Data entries
────

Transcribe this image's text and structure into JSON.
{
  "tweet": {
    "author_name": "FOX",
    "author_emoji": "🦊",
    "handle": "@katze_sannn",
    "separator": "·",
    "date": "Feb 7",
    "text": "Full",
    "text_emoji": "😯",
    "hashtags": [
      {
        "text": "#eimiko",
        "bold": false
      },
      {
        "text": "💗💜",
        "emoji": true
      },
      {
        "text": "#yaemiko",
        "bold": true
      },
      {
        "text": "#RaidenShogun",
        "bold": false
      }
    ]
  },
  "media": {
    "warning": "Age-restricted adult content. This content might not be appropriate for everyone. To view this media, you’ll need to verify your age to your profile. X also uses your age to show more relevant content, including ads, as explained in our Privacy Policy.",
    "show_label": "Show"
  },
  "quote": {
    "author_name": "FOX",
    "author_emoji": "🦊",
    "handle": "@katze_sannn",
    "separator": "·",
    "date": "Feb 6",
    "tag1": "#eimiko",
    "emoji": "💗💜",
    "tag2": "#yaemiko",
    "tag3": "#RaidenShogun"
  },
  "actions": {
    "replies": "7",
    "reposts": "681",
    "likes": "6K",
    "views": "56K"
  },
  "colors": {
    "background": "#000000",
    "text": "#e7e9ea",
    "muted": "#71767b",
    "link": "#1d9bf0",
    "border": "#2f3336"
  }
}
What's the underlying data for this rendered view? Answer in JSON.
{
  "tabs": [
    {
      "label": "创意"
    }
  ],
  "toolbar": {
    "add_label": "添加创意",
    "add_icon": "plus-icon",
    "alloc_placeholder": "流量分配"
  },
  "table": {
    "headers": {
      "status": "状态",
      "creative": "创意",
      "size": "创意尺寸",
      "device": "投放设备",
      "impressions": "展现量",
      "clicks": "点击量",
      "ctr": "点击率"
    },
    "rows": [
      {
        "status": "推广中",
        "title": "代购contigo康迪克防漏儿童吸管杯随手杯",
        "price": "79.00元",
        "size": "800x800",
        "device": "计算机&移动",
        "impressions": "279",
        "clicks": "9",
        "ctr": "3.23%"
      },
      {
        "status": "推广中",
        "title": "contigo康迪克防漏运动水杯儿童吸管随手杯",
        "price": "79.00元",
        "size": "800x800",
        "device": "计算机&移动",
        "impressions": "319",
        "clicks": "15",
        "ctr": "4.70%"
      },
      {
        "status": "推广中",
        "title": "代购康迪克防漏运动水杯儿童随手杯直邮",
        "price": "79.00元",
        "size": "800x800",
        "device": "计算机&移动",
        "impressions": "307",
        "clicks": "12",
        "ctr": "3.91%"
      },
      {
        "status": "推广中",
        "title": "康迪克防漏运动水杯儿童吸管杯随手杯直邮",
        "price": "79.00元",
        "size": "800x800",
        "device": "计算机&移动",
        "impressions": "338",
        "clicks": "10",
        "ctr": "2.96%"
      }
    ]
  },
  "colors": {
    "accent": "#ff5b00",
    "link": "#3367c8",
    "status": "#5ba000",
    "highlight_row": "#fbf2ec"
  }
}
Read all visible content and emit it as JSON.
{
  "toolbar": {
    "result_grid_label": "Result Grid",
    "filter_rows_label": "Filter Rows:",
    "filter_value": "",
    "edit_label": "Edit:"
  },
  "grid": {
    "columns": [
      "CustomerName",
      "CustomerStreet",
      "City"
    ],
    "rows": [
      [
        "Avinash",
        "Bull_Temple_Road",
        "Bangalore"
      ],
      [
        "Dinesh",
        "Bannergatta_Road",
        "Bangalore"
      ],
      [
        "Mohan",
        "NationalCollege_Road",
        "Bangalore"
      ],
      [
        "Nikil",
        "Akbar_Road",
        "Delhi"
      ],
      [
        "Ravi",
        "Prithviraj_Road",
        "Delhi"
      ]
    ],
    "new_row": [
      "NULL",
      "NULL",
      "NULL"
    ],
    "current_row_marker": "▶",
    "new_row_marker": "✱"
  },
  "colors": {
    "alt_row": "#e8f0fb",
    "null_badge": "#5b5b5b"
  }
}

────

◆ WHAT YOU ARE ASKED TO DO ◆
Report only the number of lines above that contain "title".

◆ RESULT ◆
4